30 Apartments and 1 Office

I don't particularly like modeling apartment buildings, but occasionally I'm hit with a need for completeness. This set has a few buildings in the McKay Avenue area, along with a lot in southeast Oliver and Grandin. Previously I hadn't done anything in that area, but this should fill it in nicely.

Hillside Estates North & South, Dunedin House and McDougall Place

Grandin Green and the David Thompson

Park Towers, the Panorama and the Edgehill

Central Park, the Trethway, Dorchester House & Maureen Manor

Valhalla and Victoria Park Tower

York House, Bondell Tower, Lancaster House & the DeVille

Academy Place and Windsor Arms

Capital Place, Tower on the Park and Grandin Manor
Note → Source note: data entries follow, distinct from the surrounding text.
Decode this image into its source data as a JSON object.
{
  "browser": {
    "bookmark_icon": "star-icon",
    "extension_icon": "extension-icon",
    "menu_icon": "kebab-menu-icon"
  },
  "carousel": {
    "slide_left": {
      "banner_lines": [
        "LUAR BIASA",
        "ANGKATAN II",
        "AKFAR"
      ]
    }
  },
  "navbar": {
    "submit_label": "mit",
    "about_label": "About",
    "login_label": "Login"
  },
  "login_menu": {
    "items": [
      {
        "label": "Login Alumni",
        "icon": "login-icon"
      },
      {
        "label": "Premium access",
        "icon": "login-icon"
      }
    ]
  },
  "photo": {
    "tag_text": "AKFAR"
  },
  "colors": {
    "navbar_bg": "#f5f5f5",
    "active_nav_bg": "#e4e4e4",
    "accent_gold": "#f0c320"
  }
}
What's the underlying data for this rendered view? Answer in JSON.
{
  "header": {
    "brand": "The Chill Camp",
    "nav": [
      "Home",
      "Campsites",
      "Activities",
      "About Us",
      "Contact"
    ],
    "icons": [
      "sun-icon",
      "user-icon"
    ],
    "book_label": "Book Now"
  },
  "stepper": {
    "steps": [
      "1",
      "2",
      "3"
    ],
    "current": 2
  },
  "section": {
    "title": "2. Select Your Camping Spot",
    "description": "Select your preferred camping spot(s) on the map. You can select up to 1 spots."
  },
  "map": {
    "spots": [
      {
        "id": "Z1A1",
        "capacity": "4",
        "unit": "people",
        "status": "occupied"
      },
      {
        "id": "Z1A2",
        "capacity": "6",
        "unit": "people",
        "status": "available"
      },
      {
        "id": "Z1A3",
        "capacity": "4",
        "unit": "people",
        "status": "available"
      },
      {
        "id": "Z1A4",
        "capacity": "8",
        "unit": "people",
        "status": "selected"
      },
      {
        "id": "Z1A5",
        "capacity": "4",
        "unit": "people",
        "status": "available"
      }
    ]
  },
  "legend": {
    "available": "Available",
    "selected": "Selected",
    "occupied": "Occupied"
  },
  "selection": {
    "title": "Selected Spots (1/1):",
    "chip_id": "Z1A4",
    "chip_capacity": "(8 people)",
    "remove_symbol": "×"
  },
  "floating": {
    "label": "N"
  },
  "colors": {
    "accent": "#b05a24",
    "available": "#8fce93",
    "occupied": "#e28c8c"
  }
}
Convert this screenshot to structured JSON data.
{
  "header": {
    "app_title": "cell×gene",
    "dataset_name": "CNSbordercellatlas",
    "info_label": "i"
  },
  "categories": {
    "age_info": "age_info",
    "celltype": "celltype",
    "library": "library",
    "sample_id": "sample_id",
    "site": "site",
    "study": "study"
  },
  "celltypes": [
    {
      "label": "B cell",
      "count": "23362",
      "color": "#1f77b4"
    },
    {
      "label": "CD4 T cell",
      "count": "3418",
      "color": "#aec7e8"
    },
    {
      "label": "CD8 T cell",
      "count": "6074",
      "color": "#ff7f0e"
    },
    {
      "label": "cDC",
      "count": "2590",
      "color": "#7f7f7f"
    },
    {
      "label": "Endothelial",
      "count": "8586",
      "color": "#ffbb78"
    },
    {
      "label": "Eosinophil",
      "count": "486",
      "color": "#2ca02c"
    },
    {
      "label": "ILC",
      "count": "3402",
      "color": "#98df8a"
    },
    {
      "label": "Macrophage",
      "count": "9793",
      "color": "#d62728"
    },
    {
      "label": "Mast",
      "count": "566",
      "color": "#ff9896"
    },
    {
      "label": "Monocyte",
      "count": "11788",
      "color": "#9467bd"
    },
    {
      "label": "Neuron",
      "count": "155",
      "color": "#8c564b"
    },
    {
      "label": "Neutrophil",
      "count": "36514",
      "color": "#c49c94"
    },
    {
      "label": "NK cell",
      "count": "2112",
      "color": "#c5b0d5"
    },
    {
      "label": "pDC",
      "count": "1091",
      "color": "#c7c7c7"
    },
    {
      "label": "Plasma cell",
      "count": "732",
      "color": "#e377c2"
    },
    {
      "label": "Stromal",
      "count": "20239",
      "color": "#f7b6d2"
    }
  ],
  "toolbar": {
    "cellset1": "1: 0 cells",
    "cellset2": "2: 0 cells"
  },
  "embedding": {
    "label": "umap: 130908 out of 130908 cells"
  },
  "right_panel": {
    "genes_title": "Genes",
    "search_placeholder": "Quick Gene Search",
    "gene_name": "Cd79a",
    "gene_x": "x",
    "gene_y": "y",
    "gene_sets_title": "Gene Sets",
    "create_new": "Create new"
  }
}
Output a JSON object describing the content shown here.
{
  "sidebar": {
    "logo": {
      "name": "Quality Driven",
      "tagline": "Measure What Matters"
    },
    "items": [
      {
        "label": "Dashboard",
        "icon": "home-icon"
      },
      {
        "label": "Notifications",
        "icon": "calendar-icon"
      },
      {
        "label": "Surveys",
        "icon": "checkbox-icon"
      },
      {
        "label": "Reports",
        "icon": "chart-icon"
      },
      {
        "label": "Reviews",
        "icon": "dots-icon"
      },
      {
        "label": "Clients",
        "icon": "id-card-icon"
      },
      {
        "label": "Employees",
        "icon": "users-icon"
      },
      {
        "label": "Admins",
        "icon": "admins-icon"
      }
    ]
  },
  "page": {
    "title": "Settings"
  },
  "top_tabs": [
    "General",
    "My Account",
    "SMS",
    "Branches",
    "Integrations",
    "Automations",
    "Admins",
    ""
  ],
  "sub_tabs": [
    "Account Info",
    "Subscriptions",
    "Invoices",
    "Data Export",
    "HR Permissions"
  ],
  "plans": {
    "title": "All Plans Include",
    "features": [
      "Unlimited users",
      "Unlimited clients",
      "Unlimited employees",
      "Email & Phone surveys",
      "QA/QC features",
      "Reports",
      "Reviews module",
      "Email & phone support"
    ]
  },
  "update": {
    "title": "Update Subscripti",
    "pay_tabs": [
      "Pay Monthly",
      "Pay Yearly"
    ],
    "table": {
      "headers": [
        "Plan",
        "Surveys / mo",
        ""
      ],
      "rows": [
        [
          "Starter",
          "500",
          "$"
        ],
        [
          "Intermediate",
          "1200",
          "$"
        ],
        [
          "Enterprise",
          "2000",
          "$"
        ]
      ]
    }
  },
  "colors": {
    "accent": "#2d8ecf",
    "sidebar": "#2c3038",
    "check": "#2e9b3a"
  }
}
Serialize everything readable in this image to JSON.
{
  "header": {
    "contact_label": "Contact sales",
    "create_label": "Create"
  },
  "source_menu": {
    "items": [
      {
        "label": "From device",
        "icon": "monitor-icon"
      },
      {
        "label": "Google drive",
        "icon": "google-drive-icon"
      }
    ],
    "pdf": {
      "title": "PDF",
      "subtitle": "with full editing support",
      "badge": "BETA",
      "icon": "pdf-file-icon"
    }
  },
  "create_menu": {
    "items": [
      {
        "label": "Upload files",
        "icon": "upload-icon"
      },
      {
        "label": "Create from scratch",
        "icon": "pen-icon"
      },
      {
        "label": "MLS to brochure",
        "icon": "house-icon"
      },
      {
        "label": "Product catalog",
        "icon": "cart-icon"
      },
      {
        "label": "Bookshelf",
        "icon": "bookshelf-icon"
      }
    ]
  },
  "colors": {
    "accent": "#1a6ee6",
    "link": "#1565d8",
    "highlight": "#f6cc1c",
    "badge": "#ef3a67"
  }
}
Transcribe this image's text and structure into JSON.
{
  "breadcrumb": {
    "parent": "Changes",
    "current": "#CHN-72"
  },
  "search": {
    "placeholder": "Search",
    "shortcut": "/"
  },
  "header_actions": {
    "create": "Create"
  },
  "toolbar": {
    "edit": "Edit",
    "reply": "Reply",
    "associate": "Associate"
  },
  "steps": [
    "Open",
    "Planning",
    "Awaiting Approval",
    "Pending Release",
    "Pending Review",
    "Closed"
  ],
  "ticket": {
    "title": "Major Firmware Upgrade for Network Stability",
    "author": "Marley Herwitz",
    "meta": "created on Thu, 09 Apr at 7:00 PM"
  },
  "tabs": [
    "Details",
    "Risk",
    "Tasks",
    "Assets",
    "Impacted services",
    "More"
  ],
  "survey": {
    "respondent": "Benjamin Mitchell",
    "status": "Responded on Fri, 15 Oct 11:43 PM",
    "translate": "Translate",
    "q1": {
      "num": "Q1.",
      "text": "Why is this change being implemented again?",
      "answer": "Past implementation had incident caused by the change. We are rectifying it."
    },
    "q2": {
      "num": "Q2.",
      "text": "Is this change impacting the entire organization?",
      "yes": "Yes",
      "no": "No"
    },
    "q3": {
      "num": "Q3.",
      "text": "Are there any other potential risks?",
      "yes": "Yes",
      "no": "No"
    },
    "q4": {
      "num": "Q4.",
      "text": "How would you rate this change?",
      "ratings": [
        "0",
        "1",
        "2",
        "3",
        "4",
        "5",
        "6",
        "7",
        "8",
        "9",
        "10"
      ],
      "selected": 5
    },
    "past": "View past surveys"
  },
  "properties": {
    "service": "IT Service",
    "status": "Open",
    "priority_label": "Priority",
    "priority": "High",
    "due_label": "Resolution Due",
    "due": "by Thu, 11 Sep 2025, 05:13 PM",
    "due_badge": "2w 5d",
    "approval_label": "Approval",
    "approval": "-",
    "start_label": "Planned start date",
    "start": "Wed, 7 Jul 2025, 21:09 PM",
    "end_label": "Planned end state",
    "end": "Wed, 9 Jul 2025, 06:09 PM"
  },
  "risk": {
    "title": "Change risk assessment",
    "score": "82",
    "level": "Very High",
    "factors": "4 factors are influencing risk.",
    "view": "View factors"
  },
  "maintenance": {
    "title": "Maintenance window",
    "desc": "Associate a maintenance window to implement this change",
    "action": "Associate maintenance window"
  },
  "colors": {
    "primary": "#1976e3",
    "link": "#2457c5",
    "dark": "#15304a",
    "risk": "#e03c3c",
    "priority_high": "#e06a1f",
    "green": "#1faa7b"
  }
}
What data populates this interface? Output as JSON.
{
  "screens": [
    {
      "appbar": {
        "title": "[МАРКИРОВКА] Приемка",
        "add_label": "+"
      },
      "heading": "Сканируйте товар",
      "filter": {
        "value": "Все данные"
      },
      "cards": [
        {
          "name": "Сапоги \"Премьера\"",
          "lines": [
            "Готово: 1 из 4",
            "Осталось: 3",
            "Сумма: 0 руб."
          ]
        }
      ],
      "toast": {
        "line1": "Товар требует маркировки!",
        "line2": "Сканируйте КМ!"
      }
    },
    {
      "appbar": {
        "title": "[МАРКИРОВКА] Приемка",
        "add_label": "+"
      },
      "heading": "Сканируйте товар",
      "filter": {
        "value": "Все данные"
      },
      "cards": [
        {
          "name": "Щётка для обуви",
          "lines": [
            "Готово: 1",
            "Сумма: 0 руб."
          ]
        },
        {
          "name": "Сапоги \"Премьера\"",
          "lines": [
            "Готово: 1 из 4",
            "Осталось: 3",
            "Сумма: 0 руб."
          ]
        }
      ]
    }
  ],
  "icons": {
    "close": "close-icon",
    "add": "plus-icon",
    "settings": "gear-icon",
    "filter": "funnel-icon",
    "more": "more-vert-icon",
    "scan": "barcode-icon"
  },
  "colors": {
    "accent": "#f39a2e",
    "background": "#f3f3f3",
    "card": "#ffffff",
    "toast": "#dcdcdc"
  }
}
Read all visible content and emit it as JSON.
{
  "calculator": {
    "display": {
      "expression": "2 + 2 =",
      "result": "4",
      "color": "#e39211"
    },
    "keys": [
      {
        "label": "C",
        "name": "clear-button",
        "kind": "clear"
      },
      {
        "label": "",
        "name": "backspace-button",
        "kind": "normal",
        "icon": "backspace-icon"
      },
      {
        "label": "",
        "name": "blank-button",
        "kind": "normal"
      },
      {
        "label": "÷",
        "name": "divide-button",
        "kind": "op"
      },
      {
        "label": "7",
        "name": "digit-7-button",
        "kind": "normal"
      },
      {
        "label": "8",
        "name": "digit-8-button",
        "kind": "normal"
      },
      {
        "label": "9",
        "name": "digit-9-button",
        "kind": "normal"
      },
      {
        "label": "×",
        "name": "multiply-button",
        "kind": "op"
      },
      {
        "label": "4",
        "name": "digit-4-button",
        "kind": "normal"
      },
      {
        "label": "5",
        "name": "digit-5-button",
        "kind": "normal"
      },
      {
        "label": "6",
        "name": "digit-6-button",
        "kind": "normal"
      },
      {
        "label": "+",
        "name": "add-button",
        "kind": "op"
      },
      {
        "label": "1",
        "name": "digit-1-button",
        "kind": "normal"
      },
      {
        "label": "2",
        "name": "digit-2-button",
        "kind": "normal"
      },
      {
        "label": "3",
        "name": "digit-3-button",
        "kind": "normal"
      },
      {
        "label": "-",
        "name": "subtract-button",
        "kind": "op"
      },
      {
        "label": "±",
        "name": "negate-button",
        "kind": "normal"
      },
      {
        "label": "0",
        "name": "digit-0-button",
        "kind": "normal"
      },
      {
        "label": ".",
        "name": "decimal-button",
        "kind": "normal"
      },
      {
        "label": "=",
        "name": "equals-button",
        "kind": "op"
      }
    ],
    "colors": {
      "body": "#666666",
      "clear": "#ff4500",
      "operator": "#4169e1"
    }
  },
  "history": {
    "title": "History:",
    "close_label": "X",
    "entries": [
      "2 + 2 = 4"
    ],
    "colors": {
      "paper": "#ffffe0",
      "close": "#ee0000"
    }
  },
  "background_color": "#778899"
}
Westwind Estates and Le Jardin

Tegler Manor, Rosedale Place, Westcliffe Arms and Grandin Towers

Cathedral Court

Apartment buildings are a really great way to learn how to do photereferenced models in Sketchup. If you're interested in taking a crack at modeling they are the absolute best place to start because apartment buildings are impossible to screw up.

In the same way that they are impossible to screw up they are also almost impossible to do really well. There are three or four different ways to model balconies (all on display here), and none of them are good. With a model like the Baker Clinic, QE II Planetarium or SAGE you can strip away the questionable additions, the neglect, and the urban clutter to reveal the hidden intent. With an apartment building there's nothing hidden - it's a box; or in this case many, many boxes. Apartments get pretty boring once the initial learning is over.

Probably the most interesting thing about these models is seeing "families" of buildings pop up. There are the obvious ones like Hillside Estates North and South; and the more recent Grandin Manor, Grand Central Manor, Lord Strathcona Manor, etc.  There are also:

The David Thompson and Capital Centre
The Edgehill and Victoria Park Towers
Maureen Manor, York House, Academy Place, Windsor Arms and several more I haven't gotten to.
Grandin Towers and Jasper House
Le Jardin, Jasper 111 and Rocky Mountain Court in Calgary

10830 Jasper Avenue

Model and Building information

Model and Building Information

It was however, a building doomed by its material choices. The drab concrete lattice over the drab brown brick is tough to defend, and the building probably looked tired and dirty on the day that it opened. Maybe if the brick had been red or if the lattice was a shiny aluminum then there would have been more affection for the building, or at least it might have been less disliked. The new version and all of its crazy shapes upholds the quirkiness of the original, but I do wish that they'd somehow managed to integrate the lattice into the new design.

This will mark the fifth shiny blue office building prominently visible from Jasper Avenue (sixth if you count all the way down to 124st). With it's odd shape there is no real risk that it will be confused with any of the others, but some diversity wouldn't hurt. Downtown Edmonton is already a sea of brutalist concrete, and I'm not sure that striking back with a wave of reflective blue monoliths is the way to go. Would another Bell or Canadian Western Bank have been too much to ask?

One nice change is that the windows are a slightly different blue than the spandrel panels below them. This combined with the exaggerated horizontal mullions and the hidden vertical mullions gives it a banded appearance, rather than the uniformity of Manulife or the new Devonian. I think they could have gone a bit further with it though, either darkening the spandrels or making the windows more transparent (humbug to energy efficiency). The banding is prominent but it doesn't quite pop, and on a cloudy day you might not even notice it.

The building is also subject to the same height restrictions that have led to downtown Edmonton's many cubic "high-rises" which are as tall as they are wide. 10830 is actually quite a bit wider than it is tall, but the manic massing tries to hide that. That seems to be the approach Procura will be taking with all of its developments in the area, which should feel more interesting than the duplo-blocks-as-urban-design approach of the government area a few blocks to the south.

It also goes without saying that the new retail spaces will be such a welcome addition to Jasper, in an area that has been a black hole for a decade? More?